Your instructions: Read through the listing below and copy each line in which the word "Find" occurs.

Entries shown:
# # #

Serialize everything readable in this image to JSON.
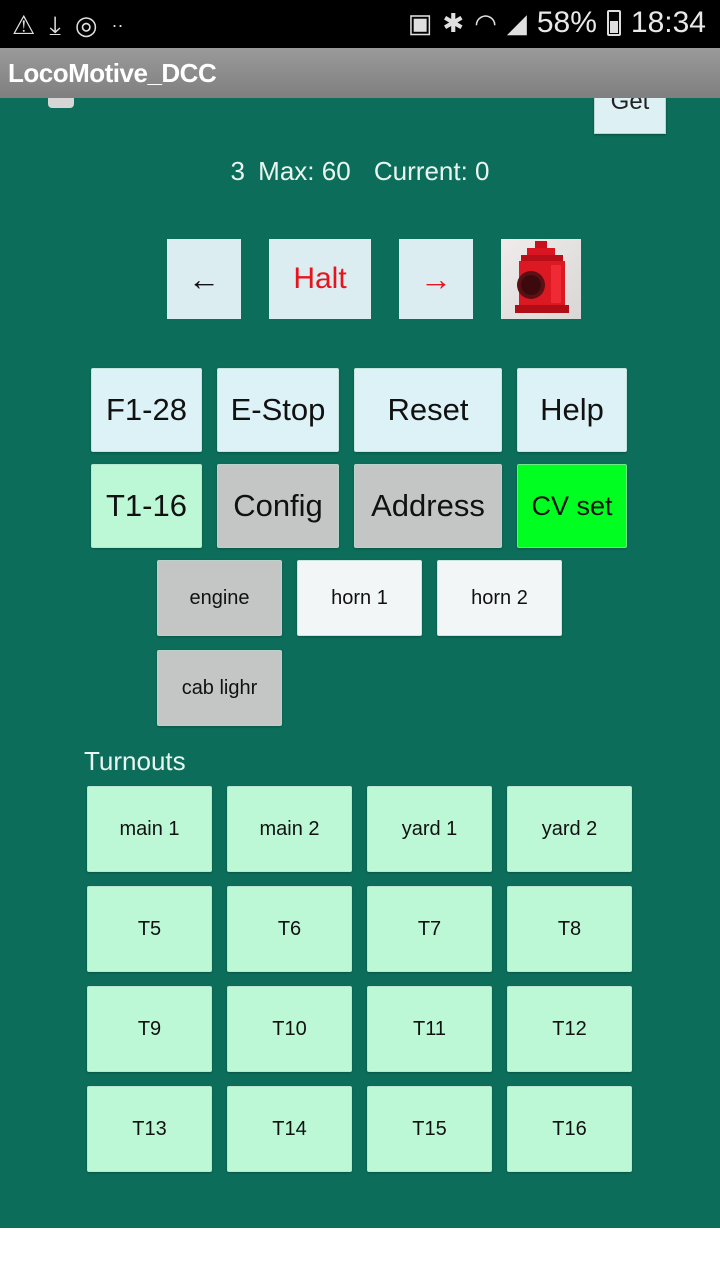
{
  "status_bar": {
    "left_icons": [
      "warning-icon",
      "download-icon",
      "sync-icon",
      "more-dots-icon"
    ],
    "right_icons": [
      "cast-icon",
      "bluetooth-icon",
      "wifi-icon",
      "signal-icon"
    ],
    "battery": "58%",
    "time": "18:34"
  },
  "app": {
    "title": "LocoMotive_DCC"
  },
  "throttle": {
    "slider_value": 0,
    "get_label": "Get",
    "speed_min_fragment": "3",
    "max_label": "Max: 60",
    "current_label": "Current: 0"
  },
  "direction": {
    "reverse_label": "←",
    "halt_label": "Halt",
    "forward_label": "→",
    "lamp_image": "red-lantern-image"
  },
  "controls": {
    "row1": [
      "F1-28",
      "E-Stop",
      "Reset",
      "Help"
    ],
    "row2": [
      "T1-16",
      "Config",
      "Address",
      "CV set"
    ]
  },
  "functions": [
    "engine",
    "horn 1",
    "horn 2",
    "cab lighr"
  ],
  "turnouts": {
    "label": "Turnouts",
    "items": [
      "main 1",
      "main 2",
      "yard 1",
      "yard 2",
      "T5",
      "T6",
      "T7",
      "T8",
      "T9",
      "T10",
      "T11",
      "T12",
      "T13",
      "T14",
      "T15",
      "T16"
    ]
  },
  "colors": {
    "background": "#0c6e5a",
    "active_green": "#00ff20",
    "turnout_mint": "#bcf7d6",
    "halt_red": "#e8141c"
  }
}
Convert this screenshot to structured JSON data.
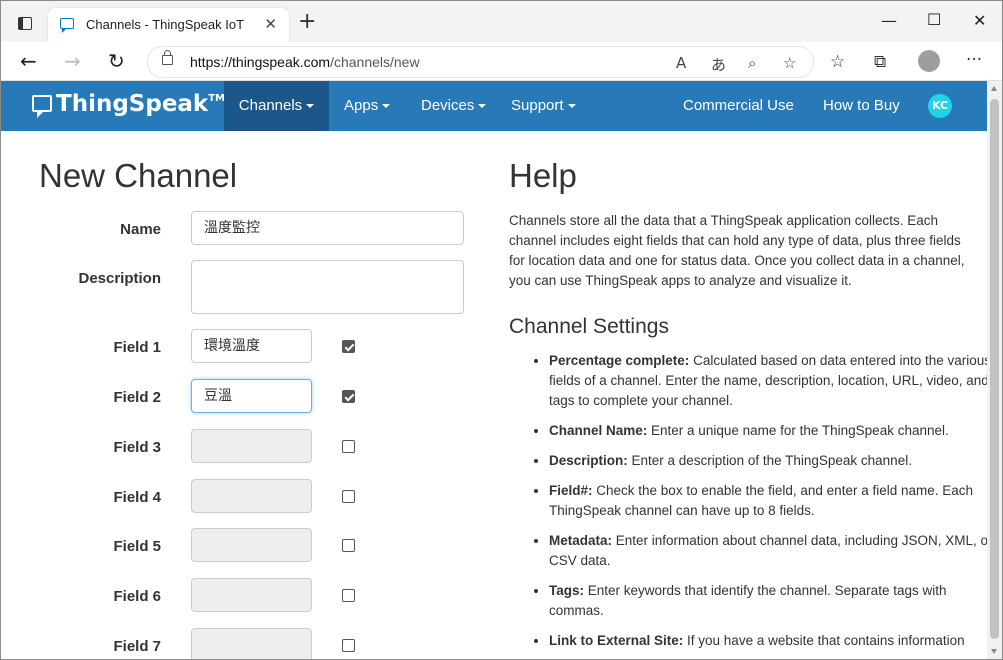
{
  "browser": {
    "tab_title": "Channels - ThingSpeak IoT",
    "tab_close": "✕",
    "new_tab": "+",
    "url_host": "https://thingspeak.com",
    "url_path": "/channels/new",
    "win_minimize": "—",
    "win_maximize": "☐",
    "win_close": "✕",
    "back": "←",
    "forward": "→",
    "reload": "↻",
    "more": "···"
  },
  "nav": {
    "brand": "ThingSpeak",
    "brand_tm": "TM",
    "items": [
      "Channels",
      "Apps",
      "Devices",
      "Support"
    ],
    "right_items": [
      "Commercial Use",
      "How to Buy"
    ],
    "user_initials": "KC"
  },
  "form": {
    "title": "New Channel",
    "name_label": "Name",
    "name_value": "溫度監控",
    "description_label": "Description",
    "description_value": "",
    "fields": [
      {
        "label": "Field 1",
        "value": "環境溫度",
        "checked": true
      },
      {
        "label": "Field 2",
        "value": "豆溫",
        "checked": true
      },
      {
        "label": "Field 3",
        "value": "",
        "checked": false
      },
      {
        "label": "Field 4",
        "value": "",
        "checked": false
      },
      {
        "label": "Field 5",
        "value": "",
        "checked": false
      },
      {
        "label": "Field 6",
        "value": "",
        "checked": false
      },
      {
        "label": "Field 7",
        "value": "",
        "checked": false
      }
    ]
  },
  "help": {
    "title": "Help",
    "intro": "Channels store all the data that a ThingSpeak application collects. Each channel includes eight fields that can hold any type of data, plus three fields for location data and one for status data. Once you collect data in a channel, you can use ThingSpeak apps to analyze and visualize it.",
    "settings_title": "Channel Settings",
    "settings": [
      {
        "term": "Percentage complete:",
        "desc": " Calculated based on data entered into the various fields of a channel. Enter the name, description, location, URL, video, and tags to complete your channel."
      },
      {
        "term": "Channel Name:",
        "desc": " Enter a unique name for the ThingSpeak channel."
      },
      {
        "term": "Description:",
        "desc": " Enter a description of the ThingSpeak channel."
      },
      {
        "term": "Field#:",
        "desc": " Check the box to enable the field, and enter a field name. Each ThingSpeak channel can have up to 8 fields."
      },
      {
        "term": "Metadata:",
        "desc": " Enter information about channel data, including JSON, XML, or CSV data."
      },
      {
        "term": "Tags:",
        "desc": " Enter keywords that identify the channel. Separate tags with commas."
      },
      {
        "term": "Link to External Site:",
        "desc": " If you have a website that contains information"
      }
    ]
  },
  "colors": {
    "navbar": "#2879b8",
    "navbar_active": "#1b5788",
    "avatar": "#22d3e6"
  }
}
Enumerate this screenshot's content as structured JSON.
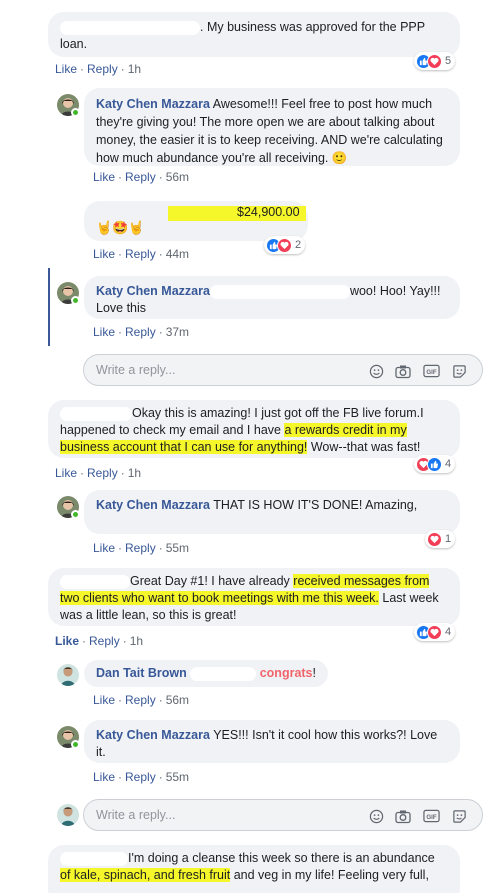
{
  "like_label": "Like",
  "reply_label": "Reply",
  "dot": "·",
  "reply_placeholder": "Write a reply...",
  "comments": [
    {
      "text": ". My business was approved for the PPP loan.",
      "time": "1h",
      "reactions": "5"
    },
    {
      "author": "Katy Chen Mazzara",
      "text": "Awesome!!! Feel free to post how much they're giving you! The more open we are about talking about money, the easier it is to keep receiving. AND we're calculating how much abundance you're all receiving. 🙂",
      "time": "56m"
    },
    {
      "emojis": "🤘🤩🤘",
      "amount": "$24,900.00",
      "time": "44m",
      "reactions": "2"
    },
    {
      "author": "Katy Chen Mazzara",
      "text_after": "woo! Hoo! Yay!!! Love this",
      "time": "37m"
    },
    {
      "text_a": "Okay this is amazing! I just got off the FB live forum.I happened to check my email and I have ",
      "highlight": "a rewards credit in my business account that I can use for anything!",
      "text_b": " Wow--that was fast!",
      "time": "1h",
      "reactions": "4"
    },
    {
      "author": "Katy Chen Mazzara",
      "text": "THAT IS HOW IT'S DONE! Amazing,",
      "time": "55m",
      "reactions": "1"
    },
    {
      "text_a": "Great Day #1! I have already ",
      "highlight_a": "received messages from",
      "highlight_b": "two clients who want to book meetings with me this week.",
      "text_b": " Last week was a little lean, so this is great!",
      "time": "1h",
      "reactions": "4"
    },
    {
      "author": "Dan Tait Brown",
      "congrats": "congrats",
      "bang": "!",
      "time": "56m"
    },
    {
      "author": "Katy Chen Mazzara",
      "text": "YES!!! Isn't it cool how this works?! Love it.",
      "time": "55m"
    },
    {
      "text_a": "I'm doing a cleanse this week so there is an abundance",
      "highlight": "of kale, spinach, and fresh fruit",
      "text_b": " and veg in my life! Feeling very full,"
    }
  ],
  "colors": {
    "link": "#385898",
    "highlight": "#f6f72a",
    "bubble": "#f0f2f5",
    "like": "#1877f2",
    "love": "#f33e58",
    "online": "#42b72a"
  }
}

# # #

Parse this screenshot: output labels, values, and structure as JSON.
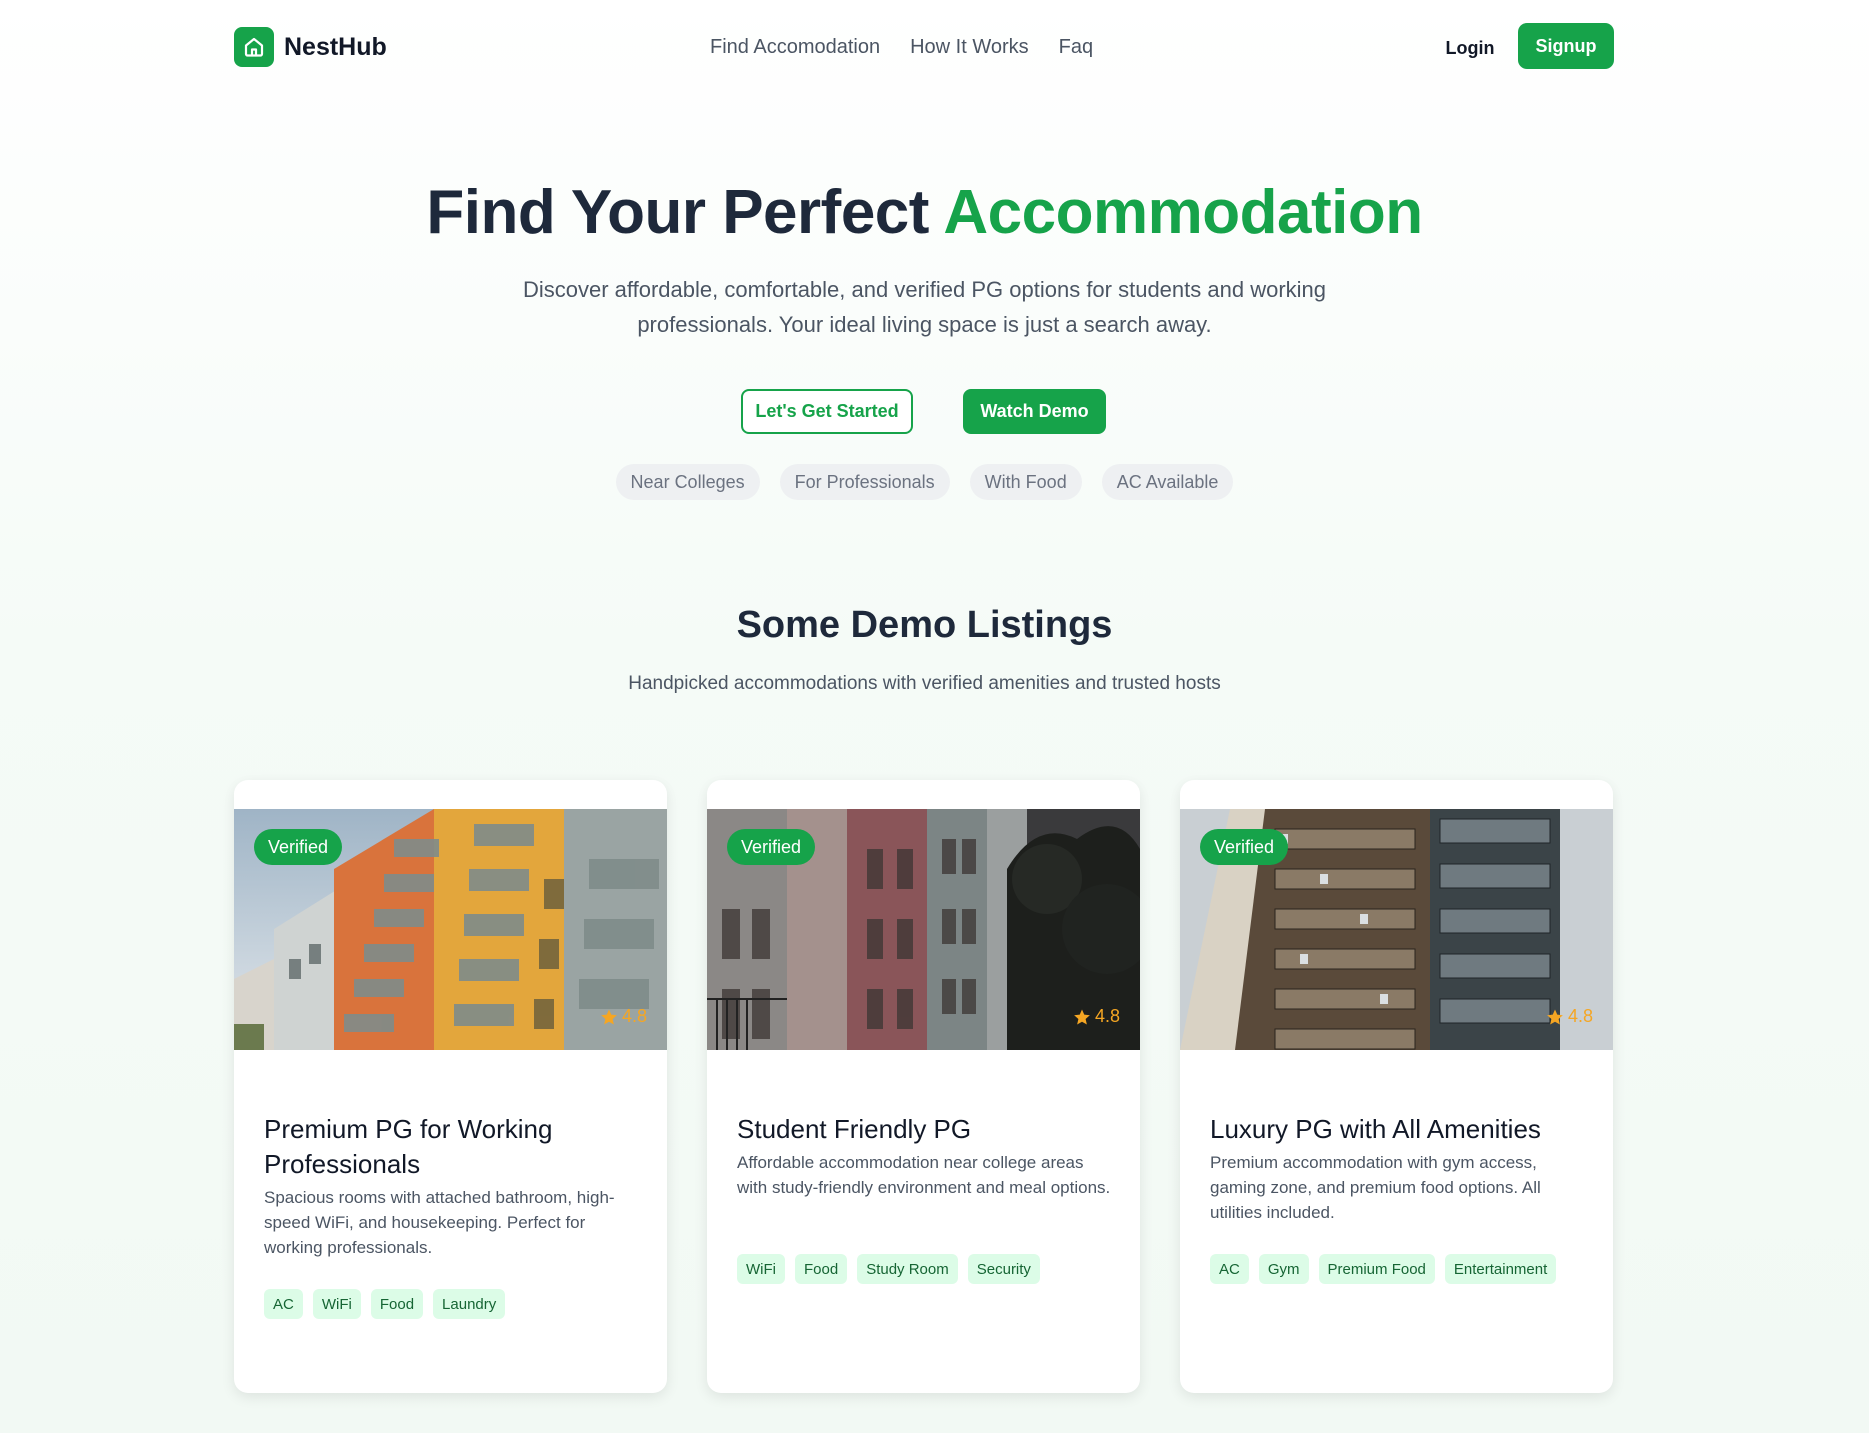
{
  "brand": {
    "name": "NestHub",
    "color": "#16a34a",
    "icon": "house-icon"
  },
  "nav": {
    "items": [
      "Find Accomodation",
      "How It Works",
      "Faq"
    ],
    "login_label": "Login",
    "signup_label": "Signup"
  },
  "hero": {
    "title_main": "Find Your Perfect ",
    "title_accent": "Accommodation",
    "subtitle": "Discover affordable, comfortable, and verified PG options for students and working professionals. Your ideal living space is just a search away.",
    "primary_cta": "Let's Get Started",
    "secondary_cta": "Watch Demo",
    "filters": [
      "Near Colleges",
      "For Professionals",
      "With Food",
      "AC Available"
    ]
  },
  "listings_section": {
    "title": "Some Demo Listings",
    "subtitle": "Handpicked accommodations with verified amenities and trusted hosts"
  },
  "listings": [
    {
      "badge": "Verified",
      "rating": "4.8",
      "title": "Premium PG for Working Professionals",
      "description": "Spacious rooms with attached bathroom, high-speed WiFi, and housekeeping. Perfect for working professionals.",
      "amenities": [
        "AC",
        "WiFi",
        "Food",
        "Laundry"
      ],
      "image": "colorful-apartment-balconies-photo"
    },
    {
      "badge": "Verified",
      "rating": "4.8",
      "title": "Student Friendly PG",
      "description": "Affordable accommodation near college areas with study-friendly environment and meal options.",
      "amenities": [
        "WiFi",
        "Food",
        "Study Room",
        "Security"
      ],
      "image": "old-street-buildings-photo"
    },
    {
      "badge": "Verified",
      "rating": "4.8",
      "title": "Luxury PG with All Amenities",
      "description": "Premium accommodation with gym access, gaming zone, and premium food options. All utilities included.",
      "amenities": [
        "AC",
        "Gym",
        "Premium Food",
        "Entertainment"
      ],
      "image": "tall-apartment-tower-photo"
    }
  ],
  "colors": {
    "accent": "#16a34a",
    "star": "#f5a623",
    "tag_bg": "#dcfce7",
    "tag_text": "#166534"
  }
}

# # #

Task output:
      "Find Accomodation",
    "title_main": "Find Your Perfect ",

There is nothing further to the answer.